Due process rights are associated with the Fifth and Fourteenth amendments to the Constitution, which courts have consistently applied to citizens and non-citizens alike. At the Center for Human Rights, we are examining the interlocking and frequently arbitrary processes by which immigrants can be accused of crimes and deported without the benefit of core protections such the presumption of innocence. Our work aims to shed light on these practices in Washington state.
We are examining how, within the immigration system, individuals can be deported and families separated without ever having recourse to the courts. Today, within one hundred miles of the border—a zone that includes most of Washington state—in many cases immigration authorities can subject a person to various forms of express deportation, without a chance to see a judge, to meet with a lawyer, or to appeal the decision. Some of these deportations occur within 24 hours—and sometimes they take place because an ICE agent’s suspicion that a person’s appearance suggests he has engaged in criminal activity, rather than because any court has found him to be guilty of a crime.
The criminalization of migrants

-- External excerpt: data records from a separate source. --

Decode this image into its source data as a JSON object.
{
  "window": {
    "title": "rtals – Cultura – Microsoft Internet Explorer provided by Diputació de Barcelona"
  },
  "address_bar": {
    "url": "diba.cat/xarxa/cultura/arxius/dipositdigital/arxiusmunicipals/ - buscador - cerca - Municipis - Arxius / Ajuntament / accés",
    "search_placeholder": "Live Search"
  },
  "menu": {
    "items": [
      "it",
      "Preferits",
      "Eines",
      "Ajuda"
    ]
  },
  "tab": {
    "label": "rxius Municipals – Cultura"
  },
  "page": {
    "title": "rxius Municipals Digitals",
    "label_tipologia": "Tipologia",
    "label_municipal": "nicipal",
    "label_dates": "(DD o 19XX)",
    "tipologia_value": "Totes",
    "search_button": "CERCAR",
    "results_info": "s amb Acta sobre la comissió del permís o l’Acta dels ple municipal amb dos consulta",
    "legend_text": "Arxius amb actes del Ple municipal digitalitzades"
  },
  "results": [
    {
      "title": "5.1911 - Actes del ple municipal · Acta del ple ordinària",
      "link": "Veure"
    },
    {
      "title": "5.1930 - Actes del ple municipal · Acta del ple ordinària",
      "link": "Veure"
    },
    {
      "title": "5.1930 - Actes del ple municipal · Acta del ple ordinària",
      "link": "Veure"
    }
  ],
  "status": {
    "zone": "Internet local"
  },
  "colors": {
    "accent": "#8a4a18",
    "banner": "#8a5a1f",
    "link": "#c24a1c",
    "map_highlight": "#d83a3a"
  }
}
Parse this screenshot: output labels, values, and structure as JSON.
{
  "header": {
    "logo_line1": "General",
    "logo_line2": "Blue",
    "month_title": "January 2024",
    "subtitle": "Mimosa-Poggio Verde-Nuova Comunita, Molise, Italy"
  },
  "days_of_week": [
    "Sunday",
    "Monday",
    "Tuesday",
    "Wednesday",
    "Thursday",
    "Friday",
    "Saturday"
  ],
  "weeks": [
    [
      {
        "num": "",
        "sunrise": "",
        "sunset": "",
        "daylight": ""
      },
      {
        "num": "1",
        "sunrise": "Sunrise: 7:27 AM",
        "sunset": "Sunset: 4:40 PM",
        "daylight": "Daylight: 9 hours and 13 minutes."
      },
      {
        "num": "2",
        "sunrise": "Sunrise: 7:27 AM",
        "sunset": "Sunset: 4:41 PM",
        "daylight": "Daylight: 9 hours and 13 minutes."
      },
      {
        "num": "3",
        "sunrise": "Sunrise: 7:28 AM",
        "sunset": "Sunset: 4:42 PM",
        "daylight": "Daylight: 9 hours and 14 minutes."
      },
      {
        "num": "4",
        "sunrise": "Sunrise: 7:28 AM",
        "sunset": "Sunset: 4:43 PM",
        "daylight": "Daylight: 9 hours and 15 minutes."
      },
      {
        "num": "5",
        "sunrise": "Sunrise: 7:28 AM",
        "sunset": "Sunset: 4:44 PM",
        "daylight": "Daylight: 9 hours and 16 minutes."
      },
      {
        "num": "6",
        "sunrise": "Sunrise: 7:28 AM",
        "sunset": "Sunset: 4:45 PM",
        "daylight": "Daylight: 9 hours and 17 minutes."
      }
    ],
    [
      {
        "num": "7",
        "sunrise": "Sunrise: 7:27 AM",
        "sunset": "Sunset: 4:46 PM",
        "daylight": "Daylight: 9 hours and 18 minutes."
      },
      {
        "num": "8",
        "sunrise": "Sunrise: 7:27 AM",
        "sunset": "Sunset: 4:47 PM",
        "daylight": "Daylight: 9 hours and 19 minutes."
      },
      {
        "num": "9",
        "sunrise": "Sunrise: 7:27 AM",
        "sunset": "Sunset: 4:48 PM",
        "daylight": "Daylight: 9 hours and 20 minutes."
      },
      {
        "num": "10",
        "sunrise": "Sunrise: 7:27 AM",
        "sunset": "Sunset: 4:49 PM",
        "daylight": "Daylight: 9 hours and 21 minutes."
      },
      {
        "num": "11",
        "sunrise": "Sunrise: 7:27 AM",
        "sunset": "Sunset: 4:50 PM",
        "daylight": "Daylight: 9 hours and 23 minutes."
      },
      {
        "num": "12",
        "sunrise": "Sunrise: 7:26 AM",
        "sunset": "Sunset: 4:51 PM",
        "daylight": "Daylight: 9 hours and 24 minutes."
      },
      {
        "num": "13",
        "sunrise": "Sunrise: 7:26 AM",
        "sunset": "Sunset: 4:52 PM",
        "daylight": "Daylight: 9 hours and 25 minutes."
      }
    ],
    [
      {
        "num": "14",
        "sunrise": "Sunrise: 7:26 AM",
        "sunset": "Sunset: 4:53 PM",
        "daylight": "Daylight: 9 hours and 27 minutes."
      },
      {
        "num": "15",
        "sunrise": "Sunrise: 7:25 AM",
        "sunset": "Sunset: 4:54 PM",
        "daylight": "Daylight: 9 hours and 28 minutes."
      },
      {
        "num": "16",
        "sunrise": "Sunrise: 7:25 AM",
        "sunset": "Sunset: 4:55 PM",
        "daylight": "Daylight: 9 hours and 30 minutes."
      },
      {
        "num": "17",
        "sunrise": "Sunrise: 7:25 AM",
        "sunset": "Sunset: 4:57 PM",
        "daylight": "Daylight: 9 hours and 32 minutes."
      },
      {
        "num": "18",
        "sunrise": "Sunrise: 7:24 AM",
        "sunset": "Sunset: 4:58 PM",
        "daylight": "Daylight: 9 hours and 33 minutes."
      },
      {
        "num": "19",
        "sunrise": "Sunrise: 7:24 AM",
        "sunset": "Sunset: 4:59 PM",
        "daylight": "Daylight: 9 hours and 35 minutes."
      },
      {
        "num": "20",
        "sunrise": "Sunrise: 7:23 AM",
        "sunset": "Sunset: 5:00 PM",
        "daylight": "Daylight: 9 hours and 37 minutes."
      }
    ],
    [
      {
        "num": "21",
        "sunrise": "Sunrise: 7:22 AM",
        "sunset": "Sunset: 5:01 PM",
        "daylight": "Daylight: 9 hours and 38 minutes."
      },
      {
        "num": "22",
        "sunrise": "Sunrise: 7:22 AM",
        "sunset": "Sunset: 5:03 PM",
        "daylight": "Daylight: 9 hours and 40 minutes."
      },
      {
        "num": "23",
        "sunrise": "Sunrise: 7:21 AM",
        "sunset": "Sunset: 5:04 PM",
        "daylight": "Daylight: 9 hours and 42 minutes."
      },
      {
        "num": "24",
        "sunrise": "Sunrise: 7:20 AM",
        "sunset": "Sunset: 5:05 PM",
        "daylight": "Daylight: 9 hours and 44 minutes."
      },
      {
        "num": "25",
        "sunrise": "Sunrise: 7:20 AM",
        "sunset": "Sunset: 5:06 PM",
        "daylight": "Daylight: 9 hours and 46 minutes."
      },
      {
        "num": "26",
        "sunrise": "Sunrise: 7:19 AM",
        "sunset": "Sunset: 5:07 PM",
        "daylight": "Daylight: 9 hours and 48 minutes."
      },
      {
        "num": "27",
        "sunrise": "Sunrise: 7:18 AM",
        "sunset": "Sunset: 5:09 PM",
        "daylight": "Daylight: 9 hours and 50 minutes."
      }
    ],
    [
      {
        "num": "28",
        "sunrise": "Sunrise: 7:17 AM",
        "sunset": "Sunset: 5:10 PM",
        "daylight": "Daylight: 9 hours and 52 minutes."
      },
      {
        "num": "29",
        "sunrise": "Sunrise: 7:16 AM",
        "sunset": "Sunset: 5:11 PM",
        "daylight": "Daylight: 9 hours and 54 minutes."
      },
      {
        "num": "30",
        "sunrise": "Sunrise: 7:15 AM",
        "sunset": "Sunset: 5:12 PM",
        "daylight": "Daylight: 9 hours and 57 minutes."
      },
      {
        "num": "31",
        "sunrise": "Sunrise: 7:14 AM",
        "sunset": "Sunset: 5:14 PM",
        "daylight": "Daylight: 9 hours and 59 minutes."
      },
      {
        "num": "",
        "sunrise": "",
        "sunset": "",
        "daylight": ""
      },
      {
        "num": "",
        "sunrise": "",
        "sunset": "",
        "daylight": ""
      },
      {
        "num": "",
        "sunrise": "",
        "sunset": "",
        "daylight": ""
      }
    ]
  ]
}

The Center for Human Rights is also investigating the interlocking due process concerns that arise in the context of “crimmigration”—the apparent melding of immigration enforcement with crime fighting. In some ways, U.S. immigration authorities have adopted the “zero tolerance” language of crimefighting while subjecting themselves to almost none of the safeguards imposed on other branches of law enforcement to ensure due process.
While unauthorized presence in the U.S. remains a civil misdemeanor, not a crime, many behaviors related to unauthorized presence have been turned into crimes following the passage of a 1996 federal law. Today, although immigrants are not committing more acts that endanger public safety, our government has chosen to designate more of their activities as crimes. This is important to understand, because some of the “sanctuary” policies crafted to protect immigrants in our state from the arbitrary practices of federal immigration enforcement carve out exceptions for those considered “criminal aliens,” with little understanding of how arbitrarily individuals can wind up with such designations.
Arbitrariness in asylum
The UW Center for Human Rights is examining ways that irregularities in the asylum process may limit the due process rights of asylum-seekers in Washington state. For decades, U.S. immigration law has upheld some built-in safeguards for people who express fear of returning to their home country. The process of seeking asylum begins with a credible fear interview; those who pass this test are afforded an opportunity to have their claims considered in immigration court. Yet in 2018, former Attorney General Jeff Sessions took steps to curtail these safeguards, instructing asylum officers to reject more credible fear claims and immigration judges to expedite their handling of cases.